Well Mummy arrived safely, and the wind was good so
we thought we'd make a quick exit down to Guadeloupe. We ended up with
another passenger, Philippe from the boat next to us in the anchorage, who
was going to fly down there, but as we were going that way he jumped
aboard . Little did we know he had been a chef for 28 years
and also is a very good fisherman. Put to the test, he came up trumps: he
caught us a Rainbow Runner which he turned into some very tasty sushi for pre
lunch, followed by fillets for lunch, which were both yummy, and a first
for sushi for my Mummy. She just hasn't lived eh? The idea not scare my
mum to death sailing in the big blue water, was not to go out in more than
20 knots of wind. Now all those who sailed in the Caribbean last year
would say this was a easy task, but this year it seems the forcasters have
forgot to add 10 knots to their estimate. The first sail started out
nicely, with up to about 18 knots, but by the time we reached Deshaies
in Guadeloupe it was over 30 knots. It's a good thing my mum took it in her
stride and took a Stugeron (anti-seasickness pill) just in case. We then
followed the coast down to Les Saintes, but had to do a slight detour at
the end, as we could not hold the course, and ended up coming up from
the bottom of The Saints, again with the wind around the 30 knot mark. (forecast
We spent a number of days in The Saints, with a bit
of hiking mixed in with lunch and a few refreshing beers, all the while waiting
for the weather to calm down, and of course a bit of shopping.
We arrived into Martinique with a little better
weather, but no fish - clearly not watching Philippe closely enough.
We stopped in St Pierre, then Grand Anse d'Arlets, Le Marin and St Anne.
We hired (rented, for all our US readers) a car, as we need to pick up some
stuff for the boat, of course, so we managed a little tour up to Le Jardin de
Balata, which was very pretty. We also did a big stock up, in anticipation
of our Pacific crossing, as this is the cheapest and easiest place to get
tinned food for example.
We then sailed down to St Lucia to fly my Mum
back to Antigua. We missed Dominca out which I think is such a lovely place but
you just get hassled too much, it puts you off going back there.
Lucas was was very sad to leave his friend
Marlin when we left Antigua, but loved having his Grandma here to
twist around his finger when he could get away with it. He's still growing

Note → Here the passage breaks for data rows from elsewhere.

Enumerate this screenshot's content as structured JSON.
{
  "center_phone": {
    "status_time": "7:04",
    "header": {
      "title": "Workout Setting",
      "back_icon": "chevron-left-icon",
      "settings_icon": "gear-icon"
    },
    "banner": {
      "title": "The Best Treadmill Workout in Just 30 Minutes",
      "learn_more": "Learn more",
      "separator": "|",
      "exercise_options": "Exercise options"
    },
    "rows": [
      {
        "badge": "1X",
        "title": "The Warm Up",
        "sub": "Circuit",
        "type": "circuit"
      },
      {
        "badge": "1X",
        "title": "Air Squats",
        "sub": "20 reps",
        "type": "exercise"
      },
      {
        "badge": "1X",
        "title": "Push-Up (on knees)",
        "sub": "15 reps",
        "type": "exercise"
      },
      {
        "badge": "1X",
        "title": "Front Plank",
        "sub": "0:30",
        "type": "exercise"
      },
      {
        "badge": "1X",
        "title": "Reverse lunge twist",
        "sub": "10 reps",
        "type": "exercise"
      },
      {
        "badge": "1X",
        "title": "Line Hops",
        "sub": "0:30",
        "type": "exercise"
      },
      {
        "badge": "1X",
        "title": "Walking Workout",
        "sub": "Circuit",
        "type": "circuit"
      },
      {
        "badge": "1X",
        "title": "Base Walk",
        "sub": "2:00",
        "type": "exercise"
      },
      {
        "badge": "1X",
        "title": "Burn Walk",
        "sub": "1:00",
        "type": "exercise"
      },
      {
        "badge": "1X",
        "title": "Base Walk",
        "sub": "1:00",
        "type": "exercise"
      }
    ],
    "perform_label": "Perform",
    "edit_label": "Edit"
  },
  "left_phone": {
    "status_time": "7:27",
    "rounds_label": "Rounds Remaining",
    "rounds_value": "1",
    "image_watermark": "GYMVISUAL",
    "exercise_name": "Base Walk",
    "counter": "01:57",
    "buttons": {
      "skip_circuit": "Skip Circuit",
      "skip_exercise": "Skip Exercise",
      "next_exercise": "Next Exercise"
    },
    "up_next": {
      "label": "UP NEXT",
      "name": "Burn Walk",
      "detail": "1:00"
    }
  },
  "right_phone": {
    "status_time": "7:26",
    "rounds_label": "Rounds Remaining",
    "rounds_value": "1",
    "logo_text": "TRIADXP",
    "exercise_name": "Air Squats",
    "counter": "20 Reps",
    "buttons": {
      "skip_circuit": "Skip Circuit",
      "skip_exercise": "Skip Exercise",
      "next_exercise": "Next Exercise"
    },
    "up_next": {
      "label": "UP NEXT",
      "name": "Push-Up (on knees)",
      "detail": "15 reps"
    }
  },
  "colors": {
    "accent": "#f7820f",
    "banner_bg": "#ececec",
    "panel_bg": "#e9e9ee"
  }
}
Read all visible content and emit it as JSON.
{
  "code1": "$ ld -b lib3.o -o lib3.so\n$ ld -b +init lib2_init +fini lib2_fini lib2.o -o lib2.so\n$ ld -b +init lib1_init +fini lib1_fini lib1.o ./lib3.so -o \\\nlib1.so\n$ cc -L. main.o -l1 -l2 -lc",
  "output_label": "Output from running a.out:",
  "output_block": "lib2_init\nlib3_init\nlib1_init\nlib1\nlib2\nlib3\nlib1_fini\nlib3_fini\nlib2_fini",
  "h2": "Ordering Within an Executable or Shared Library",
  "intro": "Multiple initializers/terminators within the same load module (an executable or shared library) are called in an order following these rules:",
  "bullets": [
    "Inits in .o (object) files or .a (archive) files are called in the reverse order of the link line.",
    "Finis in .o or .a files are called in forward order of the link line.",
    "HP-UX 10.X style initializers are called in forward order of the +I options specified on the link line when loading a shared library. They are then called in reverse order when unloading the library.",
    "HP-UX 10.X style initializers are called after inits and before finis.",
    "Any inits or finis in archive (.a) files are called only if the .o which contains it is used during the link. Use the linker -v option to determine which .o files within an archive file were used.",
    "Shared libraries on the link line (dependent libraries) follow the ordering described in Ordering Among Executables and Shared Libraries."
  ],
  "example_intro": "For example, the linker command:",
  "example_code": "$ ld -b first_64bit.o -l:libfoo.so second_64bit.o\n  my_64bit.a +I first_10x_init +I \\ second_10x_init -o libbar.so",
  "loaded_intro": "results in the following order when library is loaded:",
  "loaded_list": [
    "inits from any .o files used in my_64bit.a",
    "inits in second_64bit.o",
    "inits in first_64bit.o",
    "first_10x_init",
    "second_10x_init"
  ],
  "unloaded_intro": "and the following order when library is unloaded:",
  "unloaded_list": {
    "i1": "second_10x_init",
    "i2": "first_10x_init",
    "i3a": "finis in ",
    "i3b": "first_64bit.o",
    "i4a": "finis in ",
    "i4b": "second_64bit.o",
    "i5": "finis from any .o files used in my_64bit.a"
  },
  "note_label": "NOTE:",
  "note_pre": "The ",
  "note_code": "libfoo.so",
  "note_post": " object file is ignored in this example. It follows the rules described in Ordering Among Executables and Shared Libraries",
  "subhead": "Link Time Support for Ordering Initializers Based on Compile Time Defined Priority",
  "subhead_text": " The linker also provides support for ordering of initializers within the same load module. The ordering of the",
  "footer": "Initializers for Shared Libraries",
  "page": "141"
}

up too fast.
After Mum flew out we headed to Bequia in the
country of St.Vincent and the Grenadines, but because customs would not clear us
out the previous day we had a late start, so ended up arriving in Bequia in the
dark. Thinking no boat boys would annoy us by that time, I lived in hope,
but no, they were there, and one would not take no for answer - I almost got
cross with one of them. We left the next morning to dash to The Tobago
Cays, which are always lovely, nice to have my last fix of swmimming with
the turtles, maybe? Tomorrow off to meet up with Yves and Dominique on Rusee de
Jersey, then a dash to Grenada for the next guest. I am hoping we will pop
back up to Tobago Cays and Mustique for the music festival in the next week or
so, depending on the weather.
My first Moonbow sighting in Martinique it was
aweome. There has been a lot of rain, so not unusual to get one with
a big full moon. What has happened to the Caribbean weather this
One thing which was missed from previous blog was
one night after too many beers in the BVI, we stopped off at Dragonfly on the
way home but when we came to leave our dinghy had disapearred, some one not tied
it on properly. Thankfully and very very lucky the wind just blew it onto
the nearest sandy beach, if we had been facing the other way, we would be still
searching for it. It also had the shinny new engine on it. The
person who did not tie the boat up, will remain unamed but he is not allowed to
tie up anymore!!!